2003's Daredevil was enough of a success that it didn't inspire a sequel, but rather a spin-off entry that focuses on Jennifer Garner's sai-wielding assassin, Elektra. The 2005 movie pits Elektra against her employer, the mysterious Hand, after she refuses to take out her latest target.
Elektra gets the broader elements of this iconic assassin right, but the film is by-the-book action cinema that lacks any real voice. Jennifer Garner proved in Alias that she can lead an action vehicle and hold her own, but Elektra is not it.
Robbie Reyes’ version of Ghost Rider has properly come to life in Marvel’s Agents of S.H.I.E.L.D., but before the Marvel Cinematic Universe was anywhere close to fruition, there was a pair of Ghost Rider movies starring Nicolas Cage as Johnny Blaze.
The first Ghost Rider is directed by Daredevil's Mark Steven Johnson, but the sequel brings in Crank's chaotic directorial duo, Mark Neveldine and Brian Taylor. This combination should have been a home run, but Ghost Rider: Spirit of Vengeance is a messy sequel that lacks substance and arrives at a troubled time for comic book movies.
Marvel’s Fantastic Four superhero team is set to properly join the Marvel Cinematic Universe in 2025’s feature film, directed by Matt Shakman. This is not the first time that the quirky property has received a cinematic makeover, and 2015’s Fantastic Four incorporates all of the decade’s worst lessons.
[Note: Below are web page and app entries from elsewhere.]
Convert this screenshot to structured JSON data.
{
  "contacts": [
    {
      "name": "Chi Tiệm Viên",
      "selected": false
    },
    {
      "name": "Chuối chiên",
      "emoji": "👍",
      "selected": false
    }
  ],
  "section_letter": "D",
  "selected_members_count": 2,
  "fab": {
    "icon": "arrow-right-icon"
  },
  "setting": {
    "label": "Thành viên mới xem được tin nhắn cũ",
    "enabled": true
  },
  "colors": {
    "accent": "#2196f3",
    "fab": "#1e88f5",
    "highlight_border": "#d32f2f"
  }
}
Fantastic Four is a grim, joyless origin story that fundamentally misunderstands these playful characters. At one point, Josh Trank’s film was meant to function as a dark body horror piece akin to a Cronenberg movie, but studio interference and reshoots reduce it to a pointless disaster.
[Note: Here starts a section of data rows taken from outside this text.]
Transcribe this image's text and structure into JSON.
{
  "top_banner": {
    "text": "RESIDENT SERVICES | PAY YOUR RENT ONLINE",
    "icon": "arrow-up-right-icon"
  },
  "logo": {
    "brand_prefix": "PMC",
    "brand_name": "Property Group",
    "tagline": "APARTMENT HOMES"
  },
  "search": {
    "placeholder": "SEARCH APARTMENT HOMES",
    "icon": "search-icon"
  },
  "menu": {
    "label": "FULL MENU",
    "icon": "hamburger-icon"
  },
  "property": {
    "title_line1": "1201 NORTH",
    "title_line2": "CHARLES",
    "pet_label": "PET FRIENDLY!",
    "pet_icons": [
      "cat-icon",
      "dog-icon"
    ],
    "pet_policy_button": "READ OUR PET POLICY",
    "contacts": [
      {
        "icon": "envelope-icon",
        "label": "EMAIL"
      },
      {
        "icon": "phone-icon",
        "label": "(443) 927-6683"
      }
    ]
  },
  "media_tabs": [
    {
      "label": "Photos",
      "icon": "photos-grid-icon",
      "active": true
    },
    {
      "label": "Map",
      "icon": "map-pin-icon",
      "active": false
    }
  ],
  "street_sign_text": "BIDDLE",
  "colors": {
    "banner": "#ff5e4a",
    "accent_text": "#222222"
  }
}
Batman is one of the most popular cinematic comic book franchises, and it’s been able to reboot itself more than any other series due to its simplistic nature and mainstream visibility. Joel Schumacher valiantly takes the Batman torch after Tim Burton’s two movies, but the latter of his efforts, Batman & Robin, destroyed the series until Christopher Nolan’s trilogy.
Batman & Robin is just as neon-soaked and campy as its predecessor, but the presence of Robin, Batgirl, Mr. Freeze, Poison Ivy, and Bane, turn it into a beyond-bloated affair. Strangely, it feels more like an Arnold Schwarzenegger movie than a Batman film.
Michelle Pfeiffer and now Zoe Kravitz have done memorable work during their times as the famous Batman villain and frequent love interest. Catwoman definitely has legs as a character to spinoff into their own movie, and this almost happened with Tim Burton's take on the character before the decidedly less interesting Halle Berry effort from 2004.
There's barely any of the original character’s DNA in Catwoman, and Halle Berry's character is named Patience Phillips instead of Selina Kyle. It's an abuse of the Catwoman license, but it also doesn't do Berry any favors following her Oscar win.
It's easy to forget that 1997's Steel exists in the first place. The perplexing comic book adaptation is based upon one of the several potential Superman replacements that came about during the pivotal Death of Superman arc. Steel removes any of its Superman context, and focuses on a hi-tech suit of armor that turns John Henry Irons into a defender of justice.
It’s a generic 1990s action movie that never justifies its use of the DC Comics character. Steel is built upon Shaquille O'Neal's star power more than John Henry Irons' appeal.
NEXT: 10 Superhero Costumes That Were Better In Live Action Than The Comics
Daniel Kurland is a freelance writer, comedian, and critic, who lives in the cultural mosaic that is Brooklyn, New York. Daniel’s work can be read on ScreenRant, Splitsider, Bloody Disgusting, Den of Geek, and across the Internet. Daniel recently completed work on a noir anthology graphic novel titled, "Sylvia Plath’s The Bell Noir: A Rag of Bizarre Noir and Hard Boiled Tales" and he’s currently toiling away on his first novel. Daniel's extra musings can be found @DanielKurlansky on Twitter.